DATA FOR THIS TASK
____

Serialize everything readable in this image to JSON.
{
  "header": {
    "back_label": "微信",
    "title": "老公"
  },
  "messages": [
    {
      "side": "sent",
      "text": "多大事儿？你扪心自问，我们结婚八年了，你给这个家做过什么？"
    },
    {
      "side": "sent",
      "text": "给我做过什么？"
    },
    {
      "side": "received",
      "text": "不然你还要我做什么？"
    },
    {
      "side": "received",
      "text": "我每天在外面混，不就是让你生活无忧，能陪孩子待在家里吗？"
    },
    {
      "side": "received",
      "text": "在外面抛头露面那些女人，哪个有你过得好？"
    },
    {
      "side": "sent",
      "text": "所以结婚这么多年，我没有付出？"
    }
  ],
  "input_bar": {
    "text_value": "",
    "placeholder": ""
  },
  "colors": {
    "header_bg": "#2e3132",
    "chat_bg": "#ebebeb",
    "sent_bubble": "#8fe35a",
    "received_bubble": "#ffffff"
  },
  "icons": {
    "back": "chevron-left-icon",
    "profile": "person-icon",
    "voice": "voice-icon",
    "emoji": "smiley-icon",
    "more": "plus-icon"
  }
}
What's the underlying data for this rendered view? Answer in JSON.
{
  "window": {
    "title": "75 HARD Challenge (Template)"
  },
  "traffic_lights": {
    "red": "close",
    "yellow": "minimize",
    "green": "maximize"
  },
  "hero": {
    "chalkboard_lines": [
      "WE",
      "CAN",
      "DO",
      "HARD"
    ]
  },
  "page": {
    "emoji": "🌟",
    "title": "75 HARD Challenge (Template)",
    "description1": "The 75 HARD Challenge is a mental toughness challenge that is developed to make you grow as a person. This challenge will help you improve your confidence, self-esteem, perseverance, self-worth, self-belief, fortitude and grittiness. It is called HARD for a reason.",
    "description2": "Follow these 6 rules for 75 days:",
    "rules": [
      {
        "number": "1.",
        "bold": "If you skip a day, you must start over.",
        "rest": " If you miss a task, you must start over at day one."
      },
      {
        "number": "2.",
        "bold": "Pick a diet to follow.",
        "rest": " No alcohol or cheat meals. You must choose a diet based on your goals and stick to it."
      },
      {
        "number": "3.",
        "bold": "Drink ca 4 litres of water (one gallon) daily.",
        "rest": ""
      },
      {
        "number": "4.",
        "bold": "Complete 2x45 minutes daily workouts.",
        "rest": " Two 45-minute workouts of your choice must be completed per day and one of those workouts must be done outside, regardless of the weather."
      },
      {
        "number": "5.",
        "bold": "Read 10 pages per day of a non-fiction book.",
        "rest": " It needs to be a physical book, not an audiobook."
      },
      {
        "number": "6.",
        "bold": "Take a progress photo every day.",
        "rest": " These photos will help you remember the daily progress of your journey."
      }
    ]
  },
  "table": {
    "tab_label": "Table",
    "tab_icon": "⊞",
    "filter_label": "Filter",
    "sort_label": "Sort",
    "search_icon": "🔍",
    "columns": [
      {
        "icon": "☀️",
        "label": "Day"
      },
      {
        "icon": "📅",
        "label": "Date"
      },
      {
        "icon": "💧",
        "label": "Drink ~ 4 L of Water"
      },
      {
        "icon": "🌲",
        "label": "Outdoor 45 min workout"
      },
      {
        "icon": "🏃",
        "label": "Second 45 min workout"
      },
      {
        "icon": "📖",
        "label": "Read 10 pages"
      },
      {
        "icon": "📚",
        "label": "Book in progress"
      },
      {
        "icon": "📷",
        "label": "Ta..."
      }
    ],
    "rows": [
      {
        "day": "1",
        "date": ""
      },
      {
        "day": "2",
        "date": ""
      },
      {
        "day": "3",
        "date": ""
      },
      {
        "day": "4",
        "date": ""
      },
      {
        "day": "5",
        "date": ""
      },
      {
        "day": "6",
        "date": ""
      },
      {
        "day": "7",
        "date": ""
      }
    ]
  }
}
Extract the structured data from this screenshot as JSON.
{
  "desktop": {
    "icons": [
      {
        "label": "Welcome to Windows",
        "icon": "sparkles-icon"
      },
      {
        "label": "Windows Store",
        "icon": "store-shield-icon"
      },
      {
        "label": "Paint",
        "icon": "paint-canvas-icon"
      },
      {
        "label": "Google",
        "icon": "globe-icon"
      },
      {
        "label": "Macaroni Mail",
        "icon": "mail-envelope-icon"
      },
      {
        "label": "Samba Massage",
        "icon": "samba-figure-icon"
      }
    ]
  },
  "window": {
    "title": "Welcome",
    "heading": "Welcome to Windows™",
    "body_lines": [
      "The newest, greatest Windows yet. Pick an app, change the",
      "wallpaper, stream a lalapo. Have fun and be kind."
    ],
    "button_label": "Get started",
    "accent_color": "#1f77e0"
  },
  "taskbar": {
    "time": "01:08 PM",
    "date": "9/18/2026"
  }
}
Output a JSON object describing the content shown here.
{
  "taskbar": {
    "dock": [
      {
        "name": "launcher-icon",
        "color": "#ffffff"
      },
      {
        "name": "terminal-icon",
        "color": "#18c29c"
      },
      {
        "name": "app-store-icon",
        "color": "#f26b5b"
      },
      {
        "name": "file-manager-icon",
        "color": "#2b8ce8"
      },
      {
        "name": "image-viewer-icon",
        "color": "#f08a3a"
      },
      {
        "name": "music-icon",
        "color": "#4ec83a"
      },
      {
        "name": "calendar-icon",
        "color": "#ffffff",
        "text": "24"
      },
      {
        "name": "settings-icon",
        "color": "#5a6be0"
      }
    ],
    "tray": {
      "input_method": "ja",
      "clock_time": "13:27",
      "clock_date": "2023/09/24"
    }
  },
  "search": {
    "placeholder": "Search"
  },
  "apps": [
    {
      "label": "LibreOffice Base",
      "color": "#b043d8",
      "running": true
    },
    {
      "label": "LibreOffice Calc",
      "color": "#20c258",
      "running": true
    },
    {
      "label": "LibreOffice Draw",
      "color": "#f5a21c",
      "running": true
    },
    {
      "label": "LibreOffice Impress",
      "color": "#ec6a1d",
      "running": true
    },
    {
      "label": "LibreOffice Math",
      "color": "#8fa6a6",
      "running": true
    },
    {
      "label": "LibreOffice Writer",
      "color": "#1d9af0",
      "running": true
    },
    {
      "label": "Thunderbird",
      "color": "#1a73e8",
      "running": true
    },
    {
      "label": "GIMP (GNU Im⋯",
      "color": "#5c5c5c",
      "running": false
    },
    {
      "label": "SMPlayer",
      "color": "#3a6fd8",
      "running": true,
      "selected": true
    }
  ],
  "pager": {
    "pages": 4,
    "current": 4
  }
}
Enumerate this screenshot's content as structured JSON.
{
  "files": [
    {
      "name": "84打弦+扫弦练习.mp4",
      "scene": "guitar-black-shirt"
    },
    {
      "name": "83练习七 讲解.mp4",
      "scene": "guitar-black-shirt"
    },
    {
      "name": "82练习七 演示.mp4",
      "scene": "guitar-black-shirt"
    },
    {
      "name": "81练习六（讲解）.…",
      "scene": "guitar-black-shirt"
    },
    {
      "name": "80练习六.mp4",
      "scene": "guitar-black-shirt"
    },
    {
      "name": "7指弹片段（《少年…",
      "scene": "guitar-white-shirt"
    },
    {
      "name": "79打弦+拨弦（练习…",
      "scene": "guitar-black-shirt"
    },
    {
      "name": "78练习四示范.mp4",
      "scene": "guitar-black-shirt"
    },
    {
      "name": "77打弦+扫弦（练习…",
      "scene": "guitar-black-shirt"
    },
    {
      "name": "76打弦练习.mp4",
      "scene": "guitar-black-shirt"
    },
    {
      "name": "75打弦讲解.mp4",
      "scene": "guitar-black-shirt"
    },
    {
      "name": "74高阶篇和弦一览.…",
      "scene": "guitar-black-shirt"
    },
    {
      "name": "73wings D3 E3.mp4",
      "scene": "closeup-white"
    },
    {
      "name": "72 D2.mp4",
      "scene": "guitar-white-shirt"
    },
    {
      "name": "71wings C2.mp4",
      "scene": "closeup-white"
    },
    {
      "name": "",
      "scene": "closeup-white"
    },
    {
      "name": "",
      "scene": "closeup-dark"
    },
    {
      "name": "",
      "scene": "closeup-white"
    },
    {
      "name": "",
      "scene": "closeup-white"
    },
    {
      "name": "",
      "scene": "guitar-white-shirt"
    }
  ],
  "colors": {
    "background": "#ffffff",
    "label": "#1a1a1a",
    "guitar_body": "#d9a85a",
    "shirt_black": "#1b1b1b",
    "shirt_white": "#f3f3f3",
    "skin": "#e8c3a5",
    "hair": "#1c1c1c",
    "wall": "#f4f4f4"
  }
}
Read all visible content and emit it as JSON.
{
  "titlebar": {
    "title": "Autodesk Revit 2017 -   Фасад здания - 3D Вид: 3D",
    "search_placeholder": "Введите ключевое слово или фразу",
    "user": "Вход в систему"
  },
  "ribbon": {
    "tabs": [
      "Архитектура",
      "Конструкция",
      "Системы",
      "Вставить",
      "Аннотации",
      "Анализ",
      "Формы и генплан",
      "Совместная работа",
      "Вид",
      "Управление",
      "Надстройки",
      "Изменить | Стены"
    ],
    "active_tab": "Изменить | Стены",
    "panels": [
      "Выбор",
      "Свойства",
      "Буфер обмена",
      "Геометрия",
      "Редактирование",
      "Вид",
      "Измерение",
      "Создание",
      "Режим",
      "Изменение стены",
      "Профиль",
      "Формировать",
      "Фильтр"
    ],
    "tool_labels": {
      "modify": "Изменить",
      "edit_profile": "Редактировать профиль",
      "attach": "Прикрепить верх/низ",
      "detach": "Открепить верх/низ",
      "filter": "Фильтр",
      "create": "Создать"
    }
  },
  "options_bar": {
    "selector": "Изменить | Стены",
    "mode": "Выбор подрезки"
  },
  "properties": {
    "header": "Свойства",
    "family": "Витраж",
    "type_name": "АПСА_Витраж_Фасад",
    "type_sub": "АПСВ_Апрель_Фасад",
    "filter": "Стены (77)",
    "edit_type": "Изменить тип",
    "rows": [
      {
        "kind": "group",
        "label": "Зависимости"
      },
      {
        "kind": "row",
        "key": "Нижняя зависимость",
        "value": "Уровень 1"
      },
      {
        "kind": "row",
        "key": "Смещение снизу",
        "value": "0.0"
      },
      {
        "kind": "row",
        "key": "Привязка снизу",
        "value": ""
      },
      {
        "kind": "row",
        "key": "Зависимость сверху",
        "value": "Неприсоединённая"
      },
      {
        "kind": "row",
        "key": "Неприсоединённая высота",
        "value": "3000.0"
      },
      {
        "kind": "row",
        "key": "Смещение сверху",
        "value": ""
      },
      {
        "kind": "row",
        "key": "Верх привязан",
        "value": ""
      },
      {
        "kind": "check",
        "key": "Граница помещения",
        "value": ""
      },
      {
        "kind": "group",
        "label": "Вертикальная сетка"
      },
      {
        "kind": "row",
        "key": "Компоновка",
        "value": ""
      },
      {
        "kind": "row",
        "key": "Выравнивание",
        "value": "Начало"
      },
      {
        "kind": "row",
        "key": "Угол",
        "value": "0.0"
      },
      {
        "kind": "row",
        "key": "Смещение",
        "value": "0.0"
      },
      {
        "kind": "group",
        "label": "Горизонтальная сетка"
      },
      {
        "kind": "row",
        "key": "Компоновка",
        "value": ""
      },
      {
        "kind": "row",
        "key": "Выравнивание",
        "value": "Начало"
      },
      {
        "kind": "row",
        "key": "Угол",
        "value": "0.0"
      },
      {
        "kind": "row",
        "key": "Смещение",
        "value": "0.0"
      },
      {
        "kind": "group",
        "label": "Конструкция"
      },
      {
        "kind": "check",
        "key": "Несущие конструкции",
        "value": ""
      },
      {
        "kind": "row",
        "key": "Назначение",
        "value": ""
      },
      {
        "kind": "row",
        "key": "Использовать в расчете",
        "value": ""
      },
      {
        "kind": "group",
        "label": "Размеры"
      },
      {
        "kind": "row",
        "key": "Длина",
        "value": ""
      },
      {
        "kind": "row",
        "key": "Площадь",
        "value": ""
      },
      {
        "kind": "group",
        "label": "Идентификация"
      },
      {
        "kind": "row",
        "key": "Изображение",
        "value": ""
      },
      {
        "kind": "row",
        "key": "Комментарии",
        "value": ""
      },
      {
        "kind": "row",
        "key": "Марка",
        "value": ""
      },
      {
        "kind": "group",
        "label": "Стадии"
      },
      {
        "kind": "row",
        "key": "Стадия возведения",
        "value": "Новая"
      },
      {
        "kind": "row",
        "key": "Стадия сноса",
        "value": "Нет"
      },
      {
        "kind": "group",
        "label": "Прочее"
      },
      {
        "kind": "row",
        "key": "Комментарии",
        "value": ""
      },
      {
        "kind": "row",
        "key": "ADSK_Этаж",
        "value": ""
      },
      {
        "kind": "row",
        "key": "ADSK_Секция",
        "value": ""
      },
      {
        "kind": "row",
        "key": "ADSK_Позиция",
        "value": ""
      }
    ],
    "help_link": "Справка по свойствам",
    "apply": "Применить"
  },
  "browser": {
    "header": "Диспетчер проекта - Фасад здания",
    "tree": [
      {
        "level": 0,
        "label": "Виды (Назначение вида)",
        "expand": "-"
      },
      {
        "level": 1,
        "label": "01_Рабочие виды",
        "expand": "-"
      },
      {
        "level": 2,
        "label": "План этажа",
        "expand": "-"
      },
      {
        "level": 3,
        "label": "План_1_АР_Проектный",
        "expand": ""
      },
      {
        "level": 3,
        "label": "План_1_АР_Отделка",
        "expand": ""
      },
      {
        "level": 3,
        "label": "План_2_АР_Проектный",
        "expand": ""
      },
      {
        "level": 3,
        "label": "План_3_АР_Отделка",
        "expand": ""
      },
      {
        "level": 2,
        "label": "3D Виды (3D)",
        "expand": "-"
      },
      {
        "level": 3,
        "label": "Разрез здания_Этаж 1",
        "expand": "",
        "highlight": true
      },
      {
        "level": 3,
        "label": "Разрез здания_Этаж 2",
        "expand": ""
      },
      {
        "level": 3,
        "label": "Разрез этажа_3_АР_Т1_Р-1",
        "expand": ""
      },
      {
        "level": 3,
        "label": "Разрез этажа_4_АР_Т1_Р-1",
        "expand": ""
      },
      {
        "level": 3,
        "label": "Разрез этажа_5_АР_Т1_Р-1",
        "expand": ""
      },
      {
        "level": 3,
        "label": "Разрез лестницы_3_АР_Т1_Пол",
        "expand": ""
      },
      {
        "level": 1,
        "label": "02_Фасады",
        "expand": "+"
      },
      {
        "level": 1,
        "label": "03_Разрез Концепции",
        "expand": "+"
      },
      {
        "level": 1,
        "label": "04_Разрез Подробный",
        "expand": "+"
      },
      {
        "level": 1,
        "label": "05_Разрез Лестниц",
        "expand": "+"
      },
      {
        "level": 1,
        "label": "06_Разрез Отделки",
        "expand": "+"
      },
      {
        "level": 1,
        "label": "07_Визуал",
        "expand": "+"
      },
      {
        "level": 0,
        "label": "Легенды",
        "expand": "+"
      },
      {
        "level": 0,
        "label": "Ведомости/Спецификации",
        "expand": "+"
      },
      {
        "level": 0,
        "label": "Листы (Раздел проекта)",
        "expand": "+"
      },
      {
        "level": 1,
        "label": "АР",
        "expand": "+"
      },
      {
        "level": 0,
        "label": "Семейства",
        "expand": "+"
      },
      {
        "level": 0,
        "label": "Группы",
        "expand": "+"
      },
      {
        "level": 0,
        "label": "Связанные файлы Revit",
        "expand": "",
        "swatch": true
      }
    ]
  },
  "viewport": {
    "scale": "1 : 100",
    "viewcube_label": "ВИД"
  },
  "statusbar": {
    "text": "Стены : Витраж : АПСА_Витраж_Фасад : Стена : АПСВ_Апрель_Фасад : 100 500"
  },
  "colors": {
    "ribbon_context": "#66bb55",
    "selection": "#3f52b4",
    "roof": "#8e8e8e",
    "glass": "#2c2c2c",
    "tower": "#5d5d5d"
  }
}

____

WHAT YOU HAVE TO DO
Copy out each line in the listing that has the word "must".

SOLUTION TO THE EXERCISE
        "bold": "If you skip a day, you must start over.",
        "rest": " If you miss a task, you must start over at day one."
        "rest": " No alcohol or cheat meals. You must choose a diet based on your goals and stick to it."
        "rest": " Two 45-minute workouts of your choice must be completed per day and one of those workouts must be done outside, regardless of the weather."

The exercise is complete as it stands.